The ARNTD has created four disciplinary expert groups (research focus areas) which include basic research, operational research, social science and implementation research, and co-infection studies. This holistic approach to promoting research allows for greater impact downstream through the translation of findings in the laboratory to tangible products or interventions in the field or among communities.
The need for field applicable, point-of-care tests are required which are reliable and can be used for early detection has been identified as a research gap particularly for diseases such as Buruli ulcer, Leishmaniasis, Trypanosomiasis, and Yaws. Multiplex tests that are less invasive and can detect several infections in one test are another requirement. In addition, simple biomarkers need to be identified for disease monitoring. The need to identify new second line treatments or so-called “fall-back” drugs for various NTDs has been raised by members.
Community-centred drug and intervention delivery mechanisms to meet elimination targets and increased access to interventions for communities have been identified as areas in critical need of operational research in NTD control, including modelling and cost-effectiveness studies. Mapping of disease distribution to identify possible transmission hotspots (particularly at local level) is also needed.
This area of research includes disciplines such as: anthropology, sociology, economics, geography, policy science, demography, communication, behavioural and social psychology, international relations and implementation science. There is a pressing need to better understand how socioeconomic conditions (education, income, and ownership), culture (beliefs and perceptions) and local health systems (administration or operational, health care, health financing, community implication) impact on NTD transmission and the interventions aimed at controlling NTDs. Other research gaps include communication between researchers and implementers, international collaboration and community participation.

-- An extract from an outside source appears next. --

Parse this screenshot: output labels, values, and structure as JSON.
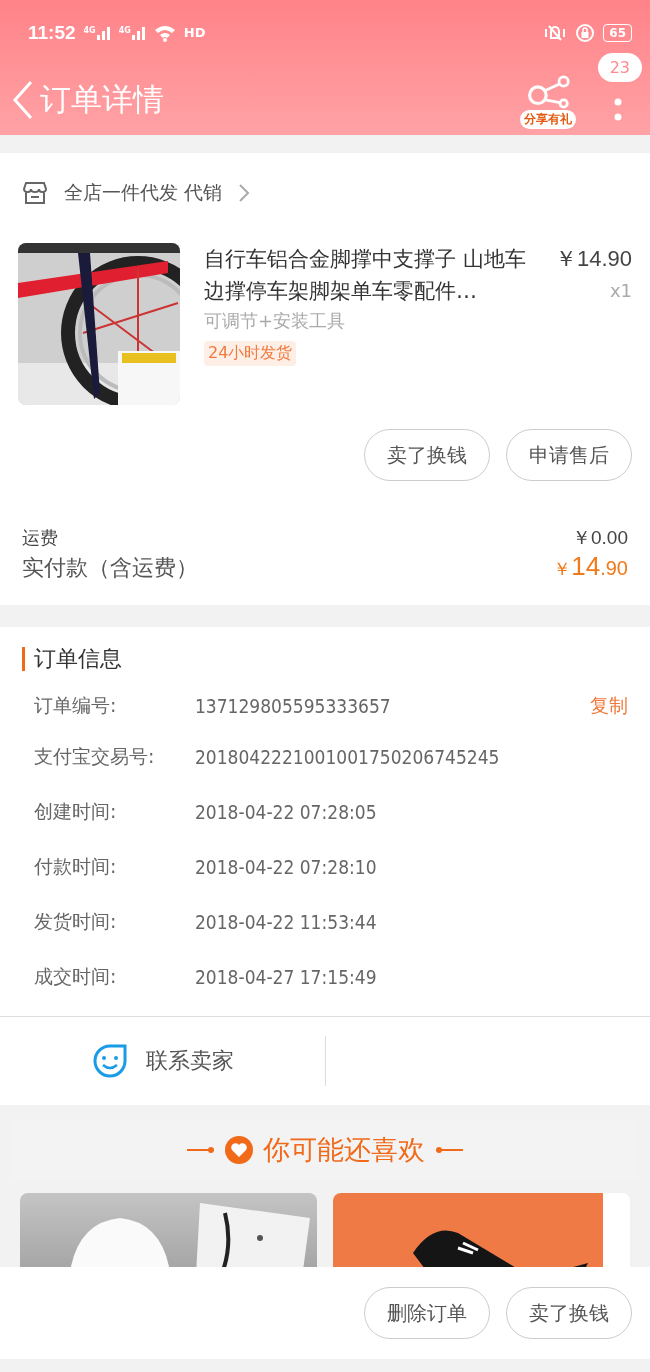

The co-occurrence of more than one infection involving an NTD and another NTD, or an NTD and any other infection has been identified as an important issue requiring focussed research. The One Health concept over the past decade has helped promote the recognition that the health of humans is connected to the health of animals and the need for more research to address animal-human interaction in disease transmission and control. Questions on the immune response during co-infections, the mechanisms which drive these responses and implications for control abound. Drug responses and treatment outcomes in co-infected patients (e.g. the impact of Praziquantel treatment on HIV sero-conversion) as well as disease-disease interactions need to be investigated; particularly how NTDs become precursors for other disease or disease conditions e.g. nutritional disorders including anaemia.